Wolfgang Beltracchi amassed a fortune after years of forging and selling hundreds of fake paintings by the likes of Heinrich Campendonk and Max Ernst, only to be caught when a type of paint on one of his pieces was discovered to be inconsistent with the apparent age of the work. Beltracchi: The Art of Forgery finds the untrained German artist and his wife and accomplice, Helene, in the midst of serving a perversely lenient prison sentence, allowed as they are to work in his home studio by day before returning to jail at night. Constructed around protracted scenes of Beltracchi working on new faux-masterpieces, Arne Birkenstock’s documentary allows us to observe his immensely meticulous process, such as his accounting for the amount of dust within the borders of his canvases. The modest depiction of the man and his cunning extends to the interviews, as discussions with art historians and auctioneers are sparingly used to fill in contextual gaps. They also detail a systemic complacency within the art world and the increasingly record-breaking auction sales that made it very easy for Beltracchi to convince dealers and gallery owners that the forgeries he sold were genuine.
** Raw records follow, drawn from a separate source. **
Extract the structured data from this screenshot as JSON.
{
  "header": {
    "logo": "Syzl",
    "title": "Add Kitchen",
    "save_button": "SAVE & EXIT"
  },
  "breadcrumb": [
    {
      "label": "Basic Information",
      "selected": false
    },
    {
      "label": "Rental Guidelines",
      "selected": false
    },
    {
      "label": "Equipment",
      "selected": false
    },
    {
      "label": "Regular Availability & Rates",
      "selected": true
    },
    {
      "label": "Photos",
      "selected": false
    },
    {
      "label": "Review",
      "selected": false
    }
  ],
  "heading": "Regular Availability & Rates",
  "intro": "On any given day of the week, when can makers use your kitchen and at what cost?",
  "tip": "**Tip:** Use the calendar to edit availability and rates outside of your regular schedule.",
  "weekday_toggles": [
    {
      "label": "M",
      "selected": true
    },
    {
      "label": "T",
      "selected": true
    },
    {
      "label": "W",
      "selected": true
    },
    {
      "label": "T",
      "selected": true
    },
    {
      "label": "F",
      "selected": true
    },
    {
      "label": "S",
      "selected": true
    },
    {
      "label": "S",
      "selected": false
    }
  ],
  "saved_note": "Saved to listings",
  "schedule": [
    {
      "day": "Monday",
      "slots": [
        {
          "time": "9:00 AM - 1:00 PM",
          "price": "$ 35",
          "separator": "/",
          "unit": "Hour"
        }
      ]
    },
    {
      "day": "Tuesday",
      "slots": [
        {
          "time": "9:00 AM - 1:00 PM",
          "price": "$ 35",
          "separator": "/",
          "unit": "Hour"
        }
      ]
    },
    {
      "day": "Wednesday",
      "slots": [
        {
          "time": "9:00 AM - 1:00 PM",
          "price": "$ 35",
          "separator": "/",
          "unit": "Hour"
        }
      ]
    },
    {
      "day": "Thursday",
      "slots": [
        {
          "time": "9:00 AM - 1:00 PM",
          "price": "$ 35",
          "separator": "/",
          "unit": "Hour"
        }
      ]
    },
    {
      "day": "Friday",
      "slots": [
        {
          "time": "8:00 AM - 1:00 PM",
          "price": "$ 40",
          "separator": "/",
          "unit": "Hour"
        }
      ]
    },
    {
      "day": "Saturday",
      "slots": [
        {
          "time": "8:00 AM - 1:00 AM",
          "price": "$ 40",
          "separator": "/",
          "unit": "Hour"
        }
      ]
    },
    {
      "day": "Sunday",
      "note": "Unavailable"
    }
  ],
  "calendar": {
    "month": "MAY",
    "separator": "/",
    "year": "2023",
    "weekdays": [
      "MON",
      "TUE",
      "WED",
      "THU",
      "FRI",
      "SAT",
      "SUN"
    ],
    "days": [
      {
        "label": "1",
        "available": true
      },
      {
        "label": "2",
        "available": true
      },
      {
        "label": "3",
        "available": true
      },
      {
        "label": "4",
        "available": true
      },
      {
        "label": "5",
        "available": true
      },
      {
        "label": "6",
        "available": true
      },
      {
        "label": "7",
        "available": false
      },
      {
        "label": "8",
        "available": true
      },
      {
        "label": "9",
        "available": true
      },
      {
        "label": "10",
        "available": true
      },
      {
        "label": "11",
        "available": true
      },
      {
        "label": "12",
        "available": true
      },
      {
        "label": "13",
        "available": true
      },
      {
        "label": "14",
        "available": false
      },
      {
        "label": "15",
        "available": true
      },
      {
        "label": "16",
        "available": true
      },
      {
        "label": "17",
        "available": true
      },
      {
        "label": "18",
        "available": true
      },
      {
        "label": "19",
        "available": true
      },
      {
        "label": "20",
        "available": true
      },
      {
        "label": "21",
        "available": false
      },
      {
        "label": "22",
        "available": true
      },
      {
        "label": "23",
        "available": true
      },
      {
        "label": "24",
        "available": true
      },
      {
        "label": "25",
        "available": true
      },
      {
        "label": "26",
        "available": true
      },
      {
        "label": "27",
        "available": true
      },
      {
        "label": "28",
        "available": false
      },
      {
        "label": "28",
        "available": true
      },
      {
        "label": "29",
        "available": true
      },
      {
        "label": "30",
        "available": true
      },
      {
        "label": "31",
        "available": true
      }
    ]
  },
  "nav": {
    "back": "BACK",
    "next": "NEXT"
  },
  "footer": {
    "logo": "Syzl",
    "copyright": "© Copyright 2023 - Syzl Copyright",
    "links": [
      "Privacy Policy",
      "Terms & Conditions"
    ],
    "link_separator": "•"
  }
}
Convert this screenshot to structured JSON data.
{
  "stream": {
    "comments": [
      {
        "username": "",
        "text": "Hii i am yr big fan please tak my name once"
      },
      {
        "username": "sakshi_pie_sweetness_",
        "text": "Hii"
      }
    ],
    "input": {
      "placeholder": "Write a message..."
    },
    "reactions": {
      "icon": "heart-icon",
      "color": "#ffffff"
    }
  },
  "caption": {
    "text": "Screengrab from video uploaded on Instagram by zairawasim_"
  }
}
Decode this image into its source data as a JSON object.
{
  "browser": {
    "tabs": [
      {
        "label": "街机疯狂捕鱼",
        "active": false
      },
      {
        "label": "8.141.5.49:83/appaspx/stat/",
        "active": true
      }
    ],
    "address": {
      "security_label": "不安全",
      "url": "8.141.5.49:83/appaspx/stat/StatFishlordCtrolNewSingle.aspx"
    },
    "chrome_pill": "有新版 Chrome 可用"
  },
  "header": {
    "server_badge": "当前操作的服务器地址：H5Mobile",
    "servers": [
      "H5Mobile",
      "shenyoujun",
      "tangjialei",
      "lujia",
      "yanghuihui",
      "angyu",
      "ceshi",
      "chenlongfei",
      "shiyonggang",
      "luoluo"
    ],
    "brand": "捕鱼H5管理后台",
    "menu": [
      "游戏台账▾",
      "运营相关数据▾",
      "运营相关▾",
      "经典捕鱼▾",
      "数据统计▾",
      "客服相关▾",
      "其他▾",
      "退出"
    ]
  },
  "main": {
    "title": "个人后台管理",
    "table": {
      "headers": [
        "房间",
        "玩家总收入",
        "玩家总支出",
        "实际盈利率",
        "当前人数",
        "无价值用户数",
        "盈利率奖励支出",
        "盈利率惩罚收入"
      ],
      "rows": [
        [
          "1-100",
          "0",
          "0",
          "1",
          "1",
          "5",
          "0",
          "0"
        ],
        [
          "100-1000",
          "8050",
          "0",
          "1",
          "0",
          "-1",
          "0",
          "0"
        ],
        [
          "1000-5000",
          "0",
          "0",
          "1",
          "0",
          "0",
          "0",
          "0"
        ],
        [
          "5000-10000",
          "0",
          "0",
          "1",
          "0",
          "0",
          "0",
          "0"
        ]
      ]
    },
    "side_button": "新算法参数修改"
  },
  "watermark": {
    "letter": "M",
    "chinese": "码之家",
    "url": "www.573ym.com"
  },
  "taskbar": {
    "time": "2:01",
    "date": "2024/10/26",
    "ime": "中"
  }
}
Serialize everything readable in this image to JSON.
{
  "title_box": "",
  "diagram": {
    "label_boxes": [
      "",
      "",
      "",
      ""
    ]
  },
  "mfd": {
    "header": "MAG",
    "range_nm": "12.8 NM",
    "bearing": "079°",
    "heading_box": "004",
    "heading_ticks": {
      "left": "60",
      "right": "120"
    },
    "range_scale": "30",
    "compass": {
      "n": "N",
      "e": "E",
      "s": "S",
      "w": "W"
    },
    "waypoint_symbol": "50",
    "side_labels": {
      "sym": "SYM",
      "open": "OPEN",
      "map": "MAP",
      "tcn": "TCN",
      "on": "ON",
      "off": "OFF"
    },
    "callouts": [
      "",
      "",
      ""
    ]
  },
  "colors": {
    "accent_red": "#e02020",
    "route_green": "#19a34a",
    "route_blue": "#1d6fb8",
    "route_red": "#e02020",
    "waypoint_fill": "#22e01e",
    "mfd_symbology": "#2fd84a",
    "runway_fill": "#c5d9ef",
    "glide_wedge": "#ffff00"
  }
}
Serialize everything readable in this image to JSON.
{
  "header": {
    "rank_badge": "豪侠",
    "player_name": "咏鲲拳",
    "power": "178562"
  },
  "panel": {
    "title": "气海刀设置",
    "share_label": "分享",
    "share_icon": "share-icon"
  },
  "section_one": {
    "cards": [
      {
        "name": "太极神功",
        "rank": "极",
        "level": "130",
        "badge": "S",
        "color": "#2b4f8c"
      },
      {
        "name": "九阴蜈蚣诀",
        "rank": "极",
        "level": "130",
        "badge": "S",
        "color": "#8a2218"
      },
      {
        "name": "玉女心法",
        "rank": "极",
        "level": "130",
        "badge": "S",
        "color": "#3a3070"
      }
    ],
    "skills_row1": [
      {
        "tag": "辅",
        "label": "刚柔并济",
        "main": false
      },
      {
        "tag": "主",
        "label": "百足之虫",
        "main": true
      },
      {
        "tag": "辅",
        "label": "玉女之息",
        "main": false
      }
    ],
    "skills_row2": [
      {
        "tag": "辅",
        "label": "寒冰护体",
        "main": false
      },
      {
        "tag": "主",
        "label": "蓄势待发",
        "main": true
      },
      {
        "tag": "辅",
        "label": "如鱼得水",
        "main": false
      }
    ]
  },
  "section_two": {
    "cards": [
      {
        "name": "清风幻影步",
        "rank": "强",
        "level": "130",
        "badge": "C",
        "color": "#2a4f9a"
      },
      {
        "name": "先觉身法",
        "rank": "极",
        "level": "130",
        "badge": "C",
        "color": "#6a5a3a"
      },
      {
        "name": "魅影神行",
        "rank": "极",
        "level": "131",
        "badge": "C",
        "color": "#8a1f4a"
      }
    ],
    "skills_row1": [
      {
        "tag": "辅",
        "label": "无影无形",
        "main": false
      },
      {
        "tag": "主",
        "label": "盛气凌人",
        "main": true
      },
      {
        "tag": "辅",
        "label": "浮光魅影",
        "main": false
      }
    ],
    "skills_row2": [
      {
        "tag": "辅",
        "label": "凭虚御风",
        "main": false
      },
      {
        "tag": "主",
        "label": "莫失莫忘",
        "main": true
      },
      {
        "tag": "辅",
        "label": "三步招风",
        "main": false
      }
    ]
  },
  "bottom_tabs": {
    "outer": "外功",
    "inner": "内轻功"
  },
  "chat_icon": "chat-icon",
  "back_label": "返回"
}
At times, it appears as if the film doesn’t hold Beltracchi accountable for his crimes and seemingly celebrates the spoils they brought, especially coming after an ill-conceived, rapid-fire montage of home movies (set to blaring pop music) that show Beltracchi and his family in their then-new mansion of a house and the highly extravagant lifestyle that came with it. But Birkenstock gives great freedom to viewers to form their own opinions about his subject. Rarely do the interviewees express their own thoughts on Beltracchi the man, as Birkenstock lets him speak for himself, for better and for worse: For every impulsively tender moment of affection he shares with his wife, Beltracchi vainly expounds on his own genius, and the thrill he gets from signing a painting in another artist’s name. Because the film admirably downplays his reputation, the man emerges less like an internationally known con man and more like a flawed individual with a talent for fooling people.